How to complete this task
In the listing below, locate the lines bearing the word "JSON". Copy every one of them.

Segment Start: Materials provided

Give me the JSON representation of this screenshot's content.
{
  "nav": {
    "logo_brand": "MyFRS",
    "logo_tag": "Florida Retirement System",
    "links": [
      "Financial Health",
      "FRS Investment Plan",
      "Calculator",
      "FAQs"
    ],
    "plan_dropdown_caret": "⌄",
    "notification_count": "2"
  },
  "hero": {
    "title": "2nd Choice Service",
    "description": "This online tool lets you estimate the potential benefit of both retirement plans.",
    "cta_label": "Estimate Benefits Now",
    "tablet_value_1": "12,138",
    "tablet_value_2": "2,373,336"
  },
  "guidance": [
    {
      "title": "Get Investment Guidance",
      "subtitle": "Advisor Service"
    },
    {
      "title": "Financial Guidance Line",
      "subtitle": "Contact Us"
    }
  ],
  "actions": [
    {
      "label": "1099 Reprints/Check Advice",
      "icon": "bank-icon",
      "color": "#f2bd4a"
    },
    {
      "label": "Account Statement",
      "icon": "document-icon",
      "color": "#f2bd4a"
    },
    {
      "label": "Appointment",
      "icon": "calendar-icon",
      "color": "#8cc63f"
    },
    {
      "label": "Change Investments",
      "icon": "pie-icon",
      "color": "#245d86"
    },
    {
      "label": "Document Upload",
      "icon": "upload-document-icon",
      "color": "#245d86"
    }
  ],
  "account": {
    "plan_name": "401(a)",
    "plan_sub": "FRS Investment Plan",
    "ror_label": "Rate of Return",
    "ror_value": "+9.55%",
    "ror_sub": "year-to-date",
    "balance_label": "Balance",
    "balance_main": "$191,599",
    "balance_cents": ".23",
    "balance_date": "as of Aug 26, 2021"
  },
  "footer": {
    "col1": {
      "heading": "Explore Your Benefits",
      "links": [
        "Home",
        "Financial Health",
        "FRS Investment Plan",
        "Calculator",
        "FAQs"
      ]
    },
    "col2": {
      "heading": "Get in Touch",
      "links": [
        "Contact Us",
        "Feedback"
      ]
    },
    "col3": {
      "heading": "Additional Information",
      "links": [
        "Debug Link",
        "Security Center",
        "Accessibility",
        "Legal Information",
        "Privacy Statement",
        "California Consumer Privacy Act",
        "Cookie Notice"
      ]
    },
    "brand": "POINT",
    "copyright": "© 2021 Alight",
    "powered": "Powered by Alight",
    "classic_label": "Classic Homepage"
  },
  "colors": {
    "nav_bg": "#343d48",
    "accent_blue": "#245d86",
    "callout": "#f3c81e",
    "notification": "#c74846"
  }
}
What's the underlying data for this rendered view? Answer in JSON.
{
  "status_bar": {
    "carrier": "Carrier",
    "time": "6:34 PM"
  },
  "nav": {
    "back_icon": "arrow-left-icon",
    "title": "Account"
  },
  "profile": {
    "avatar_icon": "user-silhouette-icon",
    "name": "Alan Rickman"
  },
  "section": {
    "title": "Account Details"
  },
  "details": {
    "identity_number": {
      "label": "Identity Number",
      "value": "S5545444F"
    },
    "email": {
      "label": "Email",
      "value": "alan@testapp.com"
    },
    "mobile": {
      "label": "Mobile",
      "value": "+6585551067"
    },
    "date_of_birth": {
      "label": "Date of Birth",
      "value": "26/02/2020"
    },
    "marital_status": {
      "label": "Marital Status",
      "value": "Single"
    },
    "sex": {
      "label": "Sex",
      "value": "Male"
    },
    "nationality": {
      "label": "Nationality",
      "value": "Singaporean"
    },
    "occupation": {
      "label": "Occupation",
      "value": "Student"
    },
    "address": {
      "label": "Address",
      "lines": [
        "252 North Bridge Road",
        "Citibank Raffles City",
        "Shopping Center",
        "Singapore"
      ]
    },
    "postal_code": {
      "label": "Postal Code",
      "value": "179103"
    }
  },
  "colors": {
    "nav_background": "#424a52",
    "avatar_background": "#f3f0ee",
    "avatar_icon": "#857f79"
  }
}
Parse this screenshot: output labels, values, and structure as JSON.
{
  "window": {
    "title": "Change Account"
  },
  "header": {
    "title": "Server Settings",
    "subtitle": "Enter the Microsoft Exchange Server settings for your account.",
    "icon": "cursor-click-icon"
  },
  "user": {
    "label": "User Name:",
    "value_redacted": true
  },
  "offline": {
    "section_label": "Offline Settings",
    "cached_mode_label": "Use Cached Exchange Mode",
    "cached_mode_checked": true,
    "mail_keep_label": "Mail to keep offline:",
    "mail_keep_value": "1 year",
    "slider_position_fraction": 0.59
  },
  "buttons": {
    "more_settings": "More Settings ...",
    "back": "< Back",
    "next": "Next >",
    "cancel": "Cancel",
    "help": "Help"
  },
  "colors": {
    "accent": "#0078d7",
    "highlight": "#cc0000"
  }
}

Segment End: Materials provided

Response for this exercise
Give me the JSON representation of this screenshot's content.
What's the underlying data for this rendered view? Answer in JSON.
Parse this screenshot: output labels, values, and structure as JSON.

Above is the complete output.